Cooking class demonstrates versatility of wood-burning stove _lowres

Advocate staff photo by RICHARD ALAN HANNON -- Cook Linda Collins forms biscuits during a wood burning stove cooking class hosted on Tuesday at the West Baton Rouge Museum in Port Allen.


Makes 8. Recipe is adapted by Linda Collins from King Arthur Flour recipe. It uses self-rising flour, which was invented by Henry Jones in 1845, said staff members at the West Baton Rouge Museum.

2 tbls. butter, shortening or bacon lard

2 cups self-rising flour plus a little more, divided

1 cup buttermilk, milk or water

1. Preheat oven to 400?F.

2. Use a fork or pastry blender to cut a heaping tablespoon of butter into a couple cups of flour.

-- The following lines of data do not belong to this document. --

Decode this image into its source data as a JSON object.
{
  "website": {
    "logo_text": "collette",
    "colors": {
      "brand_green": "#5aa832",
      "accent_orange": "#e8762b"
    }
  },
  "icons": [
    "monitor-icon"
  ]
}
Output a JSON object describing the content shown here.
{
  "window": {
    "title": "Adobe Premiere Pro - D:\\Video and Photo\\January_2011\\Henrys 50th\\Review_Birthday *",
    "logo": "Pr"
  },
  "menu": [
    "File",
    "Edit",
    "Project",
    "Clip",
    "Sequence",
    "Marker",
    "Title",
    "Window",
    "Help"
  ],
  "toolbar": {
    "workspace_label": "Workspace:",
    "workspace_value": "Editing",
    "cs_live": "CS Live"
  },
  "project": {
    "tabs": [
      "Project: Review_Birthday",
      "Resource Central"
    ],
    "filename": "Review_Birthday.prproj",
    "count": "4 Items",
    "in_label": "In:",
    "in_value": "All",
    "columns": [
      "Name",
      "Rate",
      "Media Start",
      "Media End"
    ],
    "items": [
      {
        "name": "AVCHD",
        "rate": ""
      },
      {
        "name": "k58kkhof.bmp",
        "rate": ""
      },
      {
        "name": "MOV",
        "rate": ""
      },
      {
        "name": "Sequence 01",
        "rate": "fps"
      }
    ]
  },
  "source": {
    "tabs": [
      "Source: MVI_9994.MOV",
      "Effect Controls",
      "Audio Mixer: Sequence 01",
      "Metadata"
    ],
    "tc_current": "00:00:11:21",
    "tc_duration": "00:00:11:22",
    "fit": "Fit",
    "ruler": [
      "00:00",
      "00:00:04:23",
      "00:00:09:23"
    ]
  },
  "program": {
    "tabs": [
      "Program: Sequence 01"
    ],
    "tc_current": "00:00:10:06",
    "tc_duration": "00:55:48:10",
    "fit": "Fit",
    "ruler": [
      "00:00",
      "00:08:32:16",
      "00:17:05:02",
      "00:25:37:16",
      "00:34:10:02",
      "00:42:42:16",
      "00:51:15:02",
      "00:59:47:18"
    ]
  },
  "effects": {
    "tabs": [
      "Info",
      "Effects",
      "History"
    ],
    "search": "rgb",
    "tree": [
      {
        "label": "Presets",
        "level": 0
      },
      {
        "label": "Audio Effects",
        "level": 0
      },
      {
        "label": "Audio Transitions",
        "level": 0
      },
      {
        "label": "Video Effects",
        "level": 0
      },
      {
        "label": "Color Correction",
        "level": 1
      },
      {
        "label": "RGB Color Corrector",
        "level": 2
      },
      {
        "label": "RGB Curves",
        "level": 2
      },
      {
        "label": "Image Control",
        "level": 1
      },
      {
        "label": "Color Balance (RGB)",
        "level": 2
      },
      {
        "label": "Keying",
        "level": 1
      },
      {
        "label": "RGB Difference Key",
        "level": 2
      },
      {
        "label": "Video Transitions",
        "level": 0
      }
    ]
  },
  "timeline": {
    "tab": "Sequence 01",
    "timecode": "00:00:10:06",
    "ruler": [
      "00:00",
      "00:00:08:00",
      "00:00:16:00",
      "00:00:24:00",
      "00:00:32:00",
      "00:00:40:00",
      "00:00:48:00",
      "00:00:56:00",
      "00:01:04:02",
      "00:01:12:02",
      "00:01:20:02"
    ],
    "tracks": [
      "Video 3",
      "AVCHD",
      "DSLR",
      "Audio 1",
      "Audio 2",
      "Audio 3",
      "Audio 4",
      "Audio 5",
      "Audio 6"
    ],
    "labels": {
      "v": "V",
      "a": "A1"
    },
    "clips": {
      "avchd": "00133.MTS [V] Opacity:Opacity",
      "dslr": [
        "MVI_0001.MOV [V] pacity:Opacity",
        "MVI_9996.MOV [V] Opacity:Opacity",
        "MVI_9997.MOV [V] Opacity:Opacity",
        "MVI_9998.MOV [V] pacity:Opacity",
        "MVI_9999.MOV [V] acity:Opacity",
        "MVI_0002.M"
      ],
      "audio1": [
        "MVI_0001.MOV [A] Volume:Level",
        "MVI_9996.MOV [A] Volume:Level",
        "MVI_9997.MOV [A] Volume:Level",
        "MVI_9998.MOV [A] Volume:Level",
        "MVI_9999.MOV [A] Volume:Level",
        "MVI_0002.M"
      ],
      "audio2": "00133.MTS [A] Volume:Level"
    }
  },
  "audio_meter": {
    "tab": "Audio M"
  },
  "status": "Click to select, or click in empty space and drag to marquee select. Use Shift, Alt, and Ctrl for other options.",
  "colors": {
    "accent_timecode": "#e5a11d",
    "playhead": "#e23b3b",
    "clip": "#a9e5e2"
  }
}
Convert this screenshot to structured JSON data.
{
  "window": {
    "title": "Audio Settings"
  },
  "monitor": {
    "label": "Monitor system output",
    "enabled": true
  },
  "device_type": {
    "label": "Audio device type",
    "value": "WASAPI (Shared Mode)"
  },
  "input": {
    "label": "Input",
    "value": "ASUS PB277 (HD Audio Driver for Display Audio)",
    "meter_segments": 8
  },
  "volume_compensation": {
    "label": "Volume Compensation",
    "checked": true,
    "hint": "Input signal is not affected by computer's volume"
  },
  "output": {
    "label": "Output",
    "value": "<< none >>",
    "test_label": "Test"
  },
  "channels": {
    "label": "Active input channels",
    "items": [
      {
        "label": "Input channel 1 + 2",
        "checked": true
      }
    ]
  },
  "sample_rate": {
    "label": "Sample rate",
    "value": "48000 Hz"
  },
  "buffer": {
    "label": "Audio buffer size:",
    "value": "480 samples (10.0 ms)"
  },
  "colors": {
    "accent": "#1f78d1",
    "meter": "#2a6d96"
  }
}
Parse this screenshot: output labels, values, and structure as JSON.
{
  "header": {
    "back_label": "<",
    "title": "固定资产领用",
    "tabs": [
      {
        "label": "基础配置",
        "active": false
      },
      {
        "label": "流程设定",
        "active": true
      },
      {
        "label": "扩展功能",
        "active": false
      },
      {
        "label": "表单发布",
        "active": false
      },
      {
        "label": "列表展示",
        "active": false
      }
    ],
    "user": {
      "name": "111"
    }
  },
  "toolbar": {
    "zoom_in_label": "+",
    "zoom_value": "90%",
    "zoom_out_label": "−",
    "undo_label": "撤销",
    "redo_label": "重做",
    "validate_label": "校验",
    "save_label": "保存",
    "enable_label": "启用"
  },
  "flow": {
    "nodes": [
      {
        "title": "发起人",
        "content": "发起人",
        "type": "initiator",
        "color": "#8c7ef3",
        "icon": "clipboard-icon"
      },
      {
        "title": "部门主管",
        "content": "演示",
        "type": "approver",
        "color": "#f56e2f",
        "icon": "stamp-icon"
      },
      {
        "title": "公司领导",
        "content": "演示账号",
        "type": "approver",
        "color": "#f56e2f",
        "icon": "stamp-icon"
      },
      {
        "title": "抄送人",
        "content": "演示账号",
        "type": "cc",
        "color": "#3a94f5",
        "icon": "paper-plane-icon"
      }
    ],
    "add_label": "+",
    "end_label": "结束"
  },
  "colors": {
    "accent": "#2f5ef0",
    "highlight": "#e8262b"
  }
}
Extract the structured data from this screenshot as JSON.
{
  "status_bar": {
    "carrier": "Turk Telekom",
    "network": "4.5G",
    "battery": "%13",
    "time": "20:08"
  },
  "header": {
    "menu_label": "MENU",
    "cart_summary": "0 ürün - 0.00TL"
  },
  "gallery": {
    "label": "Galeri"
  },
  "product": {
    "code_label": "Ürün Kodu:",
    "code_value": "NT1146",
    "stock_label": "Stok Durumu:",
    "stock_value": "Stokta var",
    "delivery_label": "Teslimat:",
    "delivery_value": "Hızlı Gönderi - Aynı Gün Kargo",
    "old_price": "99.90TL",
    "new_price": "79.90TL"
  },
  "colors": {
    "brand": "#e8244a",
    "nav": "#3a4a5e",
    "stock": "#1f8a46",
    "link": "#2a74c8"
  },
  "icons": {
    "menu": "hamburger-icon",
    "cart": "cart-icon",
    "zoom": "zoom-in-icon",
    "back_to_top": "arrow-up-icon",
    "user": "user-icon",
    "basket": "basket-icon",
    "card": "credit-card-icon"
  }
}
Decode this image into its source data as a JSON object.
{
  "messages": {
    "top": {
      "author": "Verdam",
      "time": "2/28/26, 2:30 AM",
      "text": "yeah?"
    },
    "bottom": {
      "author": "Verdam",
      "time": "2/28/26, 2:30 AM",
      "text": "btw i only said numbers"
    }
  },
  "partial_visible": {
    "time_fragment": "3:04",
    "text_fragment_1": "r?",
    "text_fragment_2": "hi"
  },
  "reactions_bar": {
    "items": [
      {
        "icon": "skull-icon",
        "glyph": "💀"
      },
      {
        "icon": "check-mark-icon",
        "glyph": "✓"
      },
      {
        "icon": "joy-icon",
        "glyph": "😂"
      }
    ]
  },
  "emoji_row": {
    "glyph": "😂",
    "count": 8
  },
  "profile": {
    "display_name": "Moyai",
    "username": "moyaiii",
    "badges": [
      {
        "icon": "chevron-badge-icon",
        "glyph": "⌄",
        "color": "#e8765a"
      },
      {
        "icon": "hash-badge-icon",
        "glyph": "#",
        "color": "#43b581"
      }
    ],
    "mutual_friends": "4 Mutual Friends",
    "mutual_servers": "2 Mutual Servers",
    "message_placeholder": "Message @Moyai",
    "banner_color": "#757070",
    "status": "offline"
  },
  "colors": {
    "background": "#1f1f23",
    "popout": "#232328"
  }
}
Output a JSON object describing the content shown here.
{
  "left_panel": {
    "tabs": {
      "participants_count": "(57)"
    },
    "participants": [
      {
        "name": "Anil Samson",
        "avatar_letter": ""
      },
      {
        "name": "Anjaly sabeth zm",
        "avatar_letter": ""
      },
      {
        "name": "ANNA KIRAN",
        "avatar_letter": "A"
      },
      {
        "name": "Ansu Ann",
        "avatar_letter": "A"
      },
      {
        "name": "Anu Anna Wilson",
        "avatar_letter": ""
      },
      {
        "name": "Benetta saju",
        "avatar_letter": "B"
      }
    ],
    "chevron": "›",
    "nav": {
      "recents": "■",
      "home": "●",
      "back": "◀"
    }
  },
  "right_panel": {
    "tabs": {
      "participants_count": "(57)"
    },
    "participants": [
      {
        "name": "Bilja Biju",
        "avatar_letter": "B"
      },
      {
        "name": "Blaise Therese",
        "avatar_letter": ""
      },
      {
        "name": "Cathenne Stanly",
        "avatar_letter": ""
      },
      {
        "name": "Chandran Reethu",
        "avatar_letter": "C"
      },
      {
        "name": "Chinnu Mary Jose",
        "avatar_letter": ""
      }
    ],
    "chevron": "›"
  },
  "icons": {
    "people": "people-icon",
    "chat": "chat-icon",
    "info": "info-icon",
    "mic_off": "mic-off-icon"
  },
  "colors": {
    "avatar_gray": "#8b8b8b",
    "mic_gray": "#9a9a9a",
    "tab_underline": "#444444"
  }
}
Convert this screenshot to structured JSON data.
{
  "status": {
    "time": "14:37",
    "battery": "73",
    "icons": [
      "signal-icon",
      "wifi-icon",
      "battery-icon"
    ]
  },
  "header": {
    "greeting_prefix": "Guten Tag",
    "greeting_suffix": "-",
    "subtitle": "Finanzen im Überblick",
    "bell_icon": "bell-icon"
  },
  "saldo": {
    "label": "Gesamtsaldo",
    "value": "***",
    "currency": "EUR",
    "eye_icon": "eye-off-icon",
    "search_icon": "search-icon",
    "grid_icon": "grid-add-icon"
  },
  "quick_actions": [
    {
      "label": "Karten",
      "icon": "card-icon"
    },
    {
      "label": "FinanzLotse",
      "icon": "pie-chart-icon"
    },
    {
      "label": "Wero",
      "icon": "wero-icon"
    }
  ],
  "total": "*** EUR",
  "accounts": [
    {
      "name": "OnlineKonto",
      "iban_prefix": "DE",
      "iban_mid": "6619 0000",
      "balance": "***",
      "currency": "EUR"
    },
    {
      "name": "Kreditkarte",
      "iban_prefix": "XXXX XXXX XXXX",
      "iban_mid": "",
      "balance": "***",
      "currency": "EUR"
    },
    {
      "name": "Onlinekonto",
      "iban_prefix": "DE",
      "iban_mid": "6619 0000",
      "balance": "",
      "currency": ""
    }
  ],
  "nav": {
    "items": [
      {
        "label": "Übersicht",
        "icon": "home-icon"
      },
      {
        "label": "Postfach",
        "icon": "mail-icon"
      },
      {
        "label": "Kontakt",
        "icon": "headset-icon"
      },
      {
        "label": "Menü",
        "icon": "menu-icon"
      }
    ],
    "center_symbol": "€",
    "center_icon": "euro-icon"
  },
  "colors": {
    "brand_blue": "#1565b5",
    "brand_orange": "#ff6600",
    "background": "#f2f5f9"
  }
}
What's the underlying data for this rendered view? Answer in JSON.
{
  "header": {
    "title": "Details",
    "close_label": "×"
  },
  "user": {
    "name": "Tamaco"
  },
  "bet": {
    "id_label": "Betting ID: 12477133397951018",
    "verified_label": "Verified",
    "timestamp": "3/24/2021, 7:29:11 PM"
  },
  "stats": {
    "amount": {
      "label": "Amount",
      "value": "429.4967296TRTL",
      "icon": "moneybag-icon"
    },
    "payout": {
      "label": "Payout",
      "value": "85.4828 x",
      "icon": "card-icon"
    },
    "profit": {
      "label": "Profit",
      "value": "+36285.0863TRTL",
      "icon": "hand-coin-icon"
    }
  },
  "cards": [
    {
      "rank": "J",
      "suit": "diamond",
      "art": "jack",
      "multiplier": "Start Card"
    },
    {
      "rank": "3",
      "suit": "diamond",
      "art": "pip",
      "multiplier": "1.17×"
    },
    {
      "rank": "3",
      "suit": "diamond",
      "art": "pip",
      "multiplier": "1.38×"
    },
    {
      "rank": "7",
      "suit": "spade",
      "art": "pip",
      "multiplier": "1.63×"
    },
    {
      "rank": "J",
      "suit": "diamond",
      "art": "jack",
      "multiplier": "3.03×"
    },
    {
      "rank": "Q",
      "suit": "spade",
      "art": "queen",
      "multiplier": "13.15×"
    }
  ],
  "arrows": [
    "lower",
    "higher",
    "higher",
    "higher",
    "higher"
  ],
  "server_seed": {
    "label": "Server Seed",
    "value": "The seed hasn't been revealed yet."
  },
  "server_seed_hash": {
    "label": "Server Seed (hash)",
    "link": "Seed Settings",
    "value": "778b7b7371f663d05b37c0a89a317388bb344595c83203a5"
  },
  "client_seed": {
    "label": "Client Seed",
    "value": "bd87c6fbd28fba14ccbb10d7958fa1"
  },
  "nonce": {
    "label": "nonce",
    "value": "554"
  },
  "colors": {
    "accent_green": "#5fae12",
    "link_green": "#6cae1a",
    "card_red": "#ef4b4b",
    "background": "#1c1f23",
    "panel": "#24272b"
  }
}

Add a little buttermilk at a time, mixing well, until you have a firm but wet dough ball. Coat the dough with a little more flour. This will allow you to handle the dough.

3. Pull off a piece of dough about the size of a small egg, gently roll into a ball and place into skillet. Repeat until all the dough is in the skillet or baking pan. Use the back of your fingers to press the balls down into biscuit shape. The secret to a fluffy biscuit is to knead the dough as little as possible.

4. Bake until lightly browned on top. If you like, brush on a coat of melted butter and bake for a little longer.

Note: If you don’t have self-rising flour, you can make it by adding 1 teaspoon baking powder and a pinch to 1/2 teaspoon salt to 1 cup plain flour.